Do you feel hesitant before getting vaccinated ? Or do you feel the sensation of hair standing on your skin whenever you go to the clinic for a vaccination? Do you squirm at the sight of a syringe? 

These are all signs of vaccine hesitancy. World Health Organization in its 2019 report included vaccine hesitancy as among the 10 threats to global health along with air pollution, climate change, HIV and non communicable diseases.

What is vaccine hesitancy?

WHO defined vaccine hesitancy as the refusal or reluctance to vaccinate despite availability of vaccines and it threatens to reverse progress made in tackling vaccine-preventable diseases. WHO identified 3 reasons why people choose not to vaccinate.

Complacency i.e. general reluctance towards vaccination. 

Inconvenience i.e. it is painful or discomforting.

Lack of confidence about the efficacy of vaccines.

In COVID-19 pandemic, vaccine hesitancy is one of the major challenges which governments across the world need to address in order to achieve herd immunity. For instance, tribals in Odisha’s Rayagada district fled the village after locking up their houses to avoid taking the COVID-19 vaccine. Tribals belonging to the Kondh community were misled by some Whatsapp videos which predicted death within 2 years of vaccination. 

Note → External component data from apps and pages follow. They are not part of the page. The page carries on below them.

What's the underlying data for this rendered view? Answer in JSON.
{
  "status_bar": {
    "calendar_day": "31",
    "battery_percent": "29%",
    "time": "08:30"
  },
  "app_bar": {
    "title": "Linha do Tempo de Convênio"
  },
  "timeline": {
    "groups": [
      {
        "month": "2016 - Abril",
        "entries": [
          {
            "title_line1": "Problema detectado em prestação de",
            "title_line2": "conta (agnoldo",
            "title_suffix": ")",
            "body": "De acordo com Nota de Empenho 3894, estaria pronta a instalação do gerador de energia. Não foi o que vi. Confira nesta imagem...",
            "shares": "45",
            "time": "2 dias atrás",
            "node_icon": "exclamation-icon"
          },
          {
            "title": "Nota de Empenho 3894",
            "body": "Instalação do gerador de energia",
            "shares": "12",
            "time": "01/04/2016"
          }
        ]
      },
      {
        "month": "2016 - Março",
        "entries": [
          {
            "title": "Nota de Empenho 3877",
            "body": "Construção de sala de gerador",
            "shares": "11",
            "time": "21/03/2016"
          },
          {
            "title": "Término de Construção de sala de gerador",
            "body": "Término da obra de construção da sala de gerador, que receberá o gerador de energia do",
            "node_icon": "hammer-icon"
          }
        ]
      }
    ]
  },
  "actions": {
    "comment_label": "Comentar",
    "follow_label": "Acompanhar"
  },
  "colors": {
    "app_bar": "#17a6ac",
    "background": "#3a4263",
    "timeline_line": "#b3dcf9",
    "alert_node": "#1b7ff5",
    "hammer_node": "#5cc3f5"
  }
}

Such levels of vaccine hesitancy have dogged the vaccination program, right from the beginning. Reports of adverse effects like blood clotting from some countries like Denmark which took out Astrazeneca vaccines from its vaccination drive, has also slowed down the pace of vaccination in the initial period. Further, rumors and hearsay about adverse effects such as inducing sterility led to poor turnout.

How to overcome this challenge?

First step would be by putting the right data in public eg. how many people develop such adverse effects post vaccination whether these effects are related to jab or not. Sometimes the media also sensationalize any death or severe adverse effects post vaccination without letting health authorities establish the cause for the same.

For rural folk who are more driven by rumour. They need clear, constant and cultural specific social messaging on the benefits and necessity of being vaccinated. For this, local language should be used to deliver the message.

There are 2 such examples employed by authorities to dispel fear about vaccine hesitancy.

In Indore, crisis management committees have been set up at the district, block, panchayat and ward levels with public representatives to engage with people. In Biladi village in the district of Nandurbar in Maharashtra, Sachin Patki, principal of the zilla Parishad primary school has begun a crusade against misinformation. Every morning he dons a different costume- as a policeman, a doctor or even a religious deity- to educate village residents about covid appropriate behaviour and importance of inoculation. 

So, next time you feel discomfort at the sight of the syringe, remember this is the vaccine hesitancy. Take a deep breath and remind yourself that you need to overcome it.